So what’s the deal with all these elephants? We all know that there are plently of elephants in Thailand, but “Airawata” (Erawan, in Thai) is the holy elephant of Hindu mythology. He emerged from the Garuda’s egg while Brahma read the holy verses. Fully grown he was ridden by Indra, the god of thunder and war. He’s also supposed to be white.
The Thai people have embraced the myth and made it their own by elaborating on the original. Whereas the Hindu version has four tusks and seven trunks, the Thais give Erawan three entire heads — and that’s the special, cut-down version! In written descriptions Erawan has no fewer than thirty-three heads (!) but to sculpt them on a monumental scale would be a bit impractical, so Erawan is usually shown with just three. He’s still an impressive animal.
The main structure of the Erawan Museum is so enormous that it’s impossible to photograph in its entirety without distortion. One day I’ll make a second trip with an ultra-wide lens and see if I can find a suitable viewpoint. Until then, check out Dominique Dalbiez’s distorted but very well taken photo in the museum’s Wikipedia entry!
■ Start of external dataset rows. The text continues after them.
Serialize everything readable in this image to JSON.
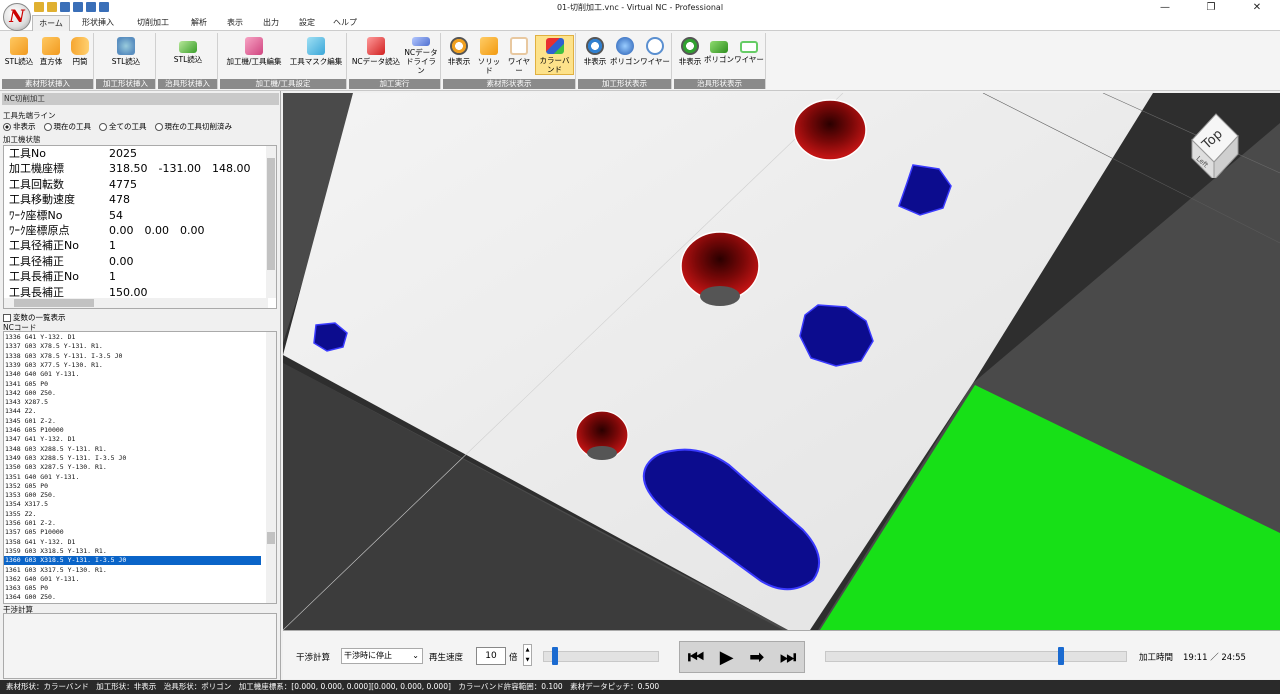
{
  "window": {
    "title": "01-切削加工.vnc - Virtual NC - Professional",
    "minimize": "—",
    "maximize": "❐",
    "close": "✕"
  },
  "logo": {
    "letter": "N"
  },
  "menu": {
    "tabs": [
      "ホーム",
      "形状挿入",
      "切削加工",
      "解析",
      "表示",
      "出力",
      "設定",
      "ヘルプ"
    ],
    "active": 0
  },
  "ribbon": {
    "stock": {
      "label": "素材形状挿入",
      "buttons": [
        "STL読込",
        "直方体",
        "円筒"
      ]
    },
    "machined": {
      "label": "加工形状挿入",
      "buttons": [
        "STL読込"
      ]
    },
    "jig": {
      "label": "治具形状挿入",
      "buttons": [
        "STL読込"
      ]
    },
    "machine": {
      "label": "加工機/工具設定",
      "buttons": [
        "加工機/工具編集",
        "工具マスク編集"
      ]
    },
    "exec": {
      "label": "加工実行",
      "buttons": [
        "NCデータ読込",
        "NCデータ\nドライラン"
      ]
    },
    "stockview": {
      "label": "素材形状表示",
      "buttons": [
        "非表示",
        "ソリッド",
        "ワイヤー",
        "カラーバンド"
      ],
      "selected": 3
    },
    "machview": {
      "label": "加工形状表示",
      "buttons": [
        "非表示",
        "ポリゴン",
        "ワイヤー"
      ]
    },
    "jigview": {
      "label": "治具形状表示",
      "buttons": [
        "非表示",
        "ポリゴン",
        "ワイヤー"
      ]
    }
  },
  "left": {
    "header": "NC切削加工",
    "tooltip_label": "工具先端ライン",
    "radios": [
      "非表示",
      "現在の工具",
      "全ての工具",
      "現在の工具切削済み"
    ],
    "radio_selected": 0,
    "state_label": "加工機状態",
    "state": [
      [
        "工具No",
        "2025"
      ],
      [
        "加工機座標",
        "318.50　-131.00　148.00"
      ],
      [
        "工具回転数",
        "4775"
      ],
      [
        "工具移動速度",
        "478"
      ],
      [
        "ﾜｰｸ座標No",
        "54"
      ],
      [
        "ﾜｰｸ座標原点",
        "0.00　0.00　0.00"
      ],
      [
        "工具径補正No",
        "1"
      ],
      [
        "工具径補正",
        "0.00"
      ],
      [
        "工具長補正No",
        "1"
      ],
      [
        "工具長補正",
        "150.00"
      ]
    ],
    "var_check": "変数の一覧表示",
    "nc_label": "NCコード",
    "nc_lines": [
      "1336  G41 Y-132. D1",
      "1337  G03 X78.5 Y-131. R1.",
      "1338  G03 X78.5 Y-131. I-3.5 J0",
      "1339  G03 X77.5 Y-130. R1.",
      "1340  G40 G01 Y-131.",
      "1341  G05 P0",
      "1342  G00 Z50.",
      "1343  X287.5",
      "1344  Z2.",
      "1345  G01 Z-2.",
      "1346  G05 P10000",
      "1347  G41 Y-132. D1",
      "1348  G03 X288.5 Y-131. R1.",
      "1349  G03 X288.5 Y-131. I-3.5 J0",
      "1350  G03 X287.5 Y-130. R1.",
      "1351  G40 G01 Y-131.",
      "1352  G05 P0",
      "1353  G00 Z50.",
      "1354  X317.5",
      "1355  Z2.",
      "1356  G01 Z-2.",
      "1357  G05 P10000",
      "1358  G41 Y-132. D1",
      "1359  G03 X318.5 Y-131. R1.",
      "1360  G03 X318.5 Y-131. I-3.5 J0",
      "1361  G03 X317.5 Y-130. R1.",
      "1362  G40 G01 Y-131.",
      "1363  G05 P0",
      "1364  G00 Z50."
    ],
    "nc_selected": 24,
    "interference_label": "干渉計算"
  },
  "viewport": {
    "cube_top": "Top",
    "cube_left": "Left"
  },
  "bottom": {
    "interference": "干渉計算",
    "mode": "干渉時に停止",
    "speed_label": "再生速度",
    "speed": "10",
    "speed_unit": "倍",
    "time_label": "加工時間",
    "time": "19:11 ／ 24:55",
    "progress": 0.78,
    "speed_slider": 0.1
  },
  "status": "素材形状：カラーバンド　加工形状：非表示　治具形状：ポリゴン　加工機座標系：[0.000, 0.000, 0.000][0.000, 0.000, 0.000]　カラーバンド許容範囲：0.100　素材データピッチ：0.500"
}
The three-headed elephant itself is made of bronze and weighs around 250 tons. Its dimensions are 29 metres (95 ft) high by 39 metres (128 ft) long. The “plinth” — the circular pink building — is 15 metres (49 ft) high. It is surrounded by a flowing stream, into which visitors may cast lotus blossoms, accompanied by a prayer.
To carry out this ceremony you first need to purchase a lotus blossom, then kneel and say a quick prayer before setting it adrift on the flowing water.
It can be quite emotional to watch it move slowly around the circular building, but don’t look too closely. There’s a guy round the back fishing out the blossoms and putting them back on sale to the next customer (sorry, supplicant).
Frankly, I feel this is a cheat, but I guess recycling is good for the environment. The great thing is: wandering around the building gives you a chance to examine the extraordinary carvings which grace the exterior, such as the bodhisattva straddling a mythical beast (below).
Venturing inside you’ll find floors, accessed by wide, curving staircases in the form of dragons. The first floor represents the Underworld, the second floor is Earth, and the top floor — which as you can imagine is very special and somewhat harder to reach — is Heaven. The whole conception is a representation of the Universe: one that is recognised by several religions, but notably by Hindu mythology.
Now here’s the most extraordinary fact about the Erawan Museum. The top floor, Heaven, is located right inside the animal itself. There are no visual cues to suggest you’re actually in the head of the elephant, except perhaps in the play of light behind the holy figures where a blue oval suggests an elephantine shape.
My quickly taken, candid shot (below) shows just a glimpse of “Heaven.” If you want to see more of this extraordinary place, I can recommend a personal visit. The museum is located in Samut Prakan, a few miles to the south of Bangkok.